The chief of Europe's top airline safety agencies warned that cyber-criminals could hack into critical systems on an airplane from the ground.
Patrick Ky, director of the European Aviation Safety Agency, told European aviation journalists at a meeting of the Association des Journalistes Professionnels de l'Aéronautique et de l'Espace (AJPAE) that his organisation had hired a penetration tester to find and exploit vulnerabilities in the ACARS (Aircraft Communications Addressing and Reporting System) used to transmit messages between aircraft and ground stations.
Over the past two years, there has been an increasing number of cyber-security incidents reported in the aviation industry.
As reported by French newspaper Les Echoes, Ky said the white-hat hacker, who was also a professional pilot, took five minutes to crack the messaging system. It was another couple of days before the same consultant managed to gain access to aircraft control systems.
“For security reasons, I will not tell you how he did it, but I'll let you judge if the risk is high or low,” Ky told reporters.
According to the report, research conducted by the International Civil Aviation Organisation last year said that as aircraft navigation and other control systems are effectively separated from non-critical systems such as entertainment, that the risk of hacking critical systems was low.
But experts rejected this and warned that because ACARS uses a proprietary encoding/decoding scheme in use since 1978, this was not designed with cyber-security in mind and therefore vulnerable to attack.
Ky said that the next generation of air traffic management systems such as the Single European Sky ATM Research, or Sesar, will need protecting. Sesar relies a lot on satellite-based communications, navigation and surveillance systems.
“With the introduction of SESAR and the possibility for the air traffic control to directly give instructions to the aircraft control system, this risk will be multiplied,” said Ky. “We need to start by putting in place a structure for alerting airlines on cyber-attacks.”
He said in the longer term, the EFSA, which is responsible for making sure aircraft are safe, could also certify airline equipment against being hacked.
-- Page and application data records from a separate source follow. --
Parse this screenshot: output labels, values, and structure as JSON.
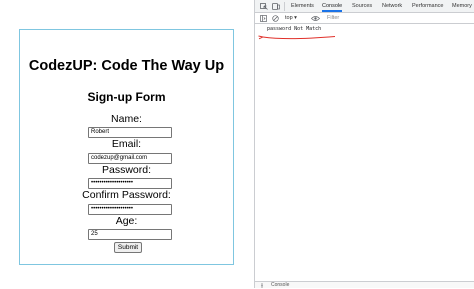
{
  "page": {
    "site_title": "CodezUP: Code The Way Up",
    "form_title": "Sign-up Form",
    "fields": [
      {
        "label": "Name:",
        "value": "Robert"
      },
      {
        "label": "Email:",
        "value": "codezup@gmail.com"
      },
      {
        "label": "Password:",
        "value": "••••••••••••••••••••"
      },
      {
        "label": "Confirm Password:",
        "value": "••••••••••••••••••••"
      },
      {
        "label": "Age:",
        "value": "25"
      }
    ],
    "submit_label": "Submit"
  },
  "devtools": {
    "tabs": [
      "Elements",
      "Console",
      "Sources",
      "Network",
      "Performance",
      "Memory"
    ],
    "active_tab": "Console",
    "context": "top ▾",
    "filter_placeholder": "Filter",
    "messages": [
      "password Not Match"
    ],
    "drawer_label": "Console"
  },
  "colors": {
    "form_border": "#7fc6e0",
    "annotation": "#e0302a",
    "active_tab": "#1a73e8"
  }
}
Mike Westmacott, cyber consultant at Thales UK, told SCMagazineUK.com that as the article does not disclose the attack vectors, tools or techniques used, it is impossible to determine the level of risk associated with the claims.
“It is, however, possible to present levels of risk for theoretical situations. If the penetration tester (who was also a pilot) was able to obtain access to the ACARS message system from the on-plane public Wi-Fi, or from any facility that the public has access to, then the risk would be substantial – and any aircraft exposing such a vulnerability would likely be immediately grounded,” he said.
“If on the other hand the tester (as a pilot) was able to use a connection that was restricted access (physically – such as in the cockpit or staff areas) then the risk is reduced, potentially significantly.”
Westmacott added that airlines must ensure that safety critical systems and control networks are segregated from publicly accessible facilities, and that aircraft designs and their systems are subject to a full and thorough risk assessment and suite of technical assessments.
Trey Ford, global security strategist at Rapid7, told SC that a simple review of message validation and workflows around questionable or suspected manipulated communications would effectively manage this.
“The workflows already exist, but not with an expectation of malice as much as failed equipment,” he said.
Carl Herberger, who looks after security solutions for Radware, used to be in the US Air Force and was an Electric Warfare Officer on B52 bombers. He told SC that an attack on airplanes was “absolutely possible”.
“It's long been recognised that hackers can get access to the Aircraft Communications Addressing and Reporting System (ACARS). In fact, in 2013 it was proved that the ACARS could be intercepted and hackers could sabotage this communication channel via a purpose-built Android app. It's possible because this system does not have any real authentication features nor prevention of spoofed commands build in,” he said.
He added that Boeing warned the US government about it with regards to its Boeing 777 when it was seeking certificates for airworthiness. It said at the time that the way the on-board network is designed doesn't allow for cyber-security, added Herberger.
“Security professionals have long understood the threat that embedded systems create for modern day critical infrastructure – the airline industry is no different. There needs to be collaboration between the industry, security experts, aviation authorities and governments to test and protect these systems but above all drive best practice for detecting and mitigating attacks into the engineering, to ensure public safety is built in well before the plane has left the drawing board,” said Herberger.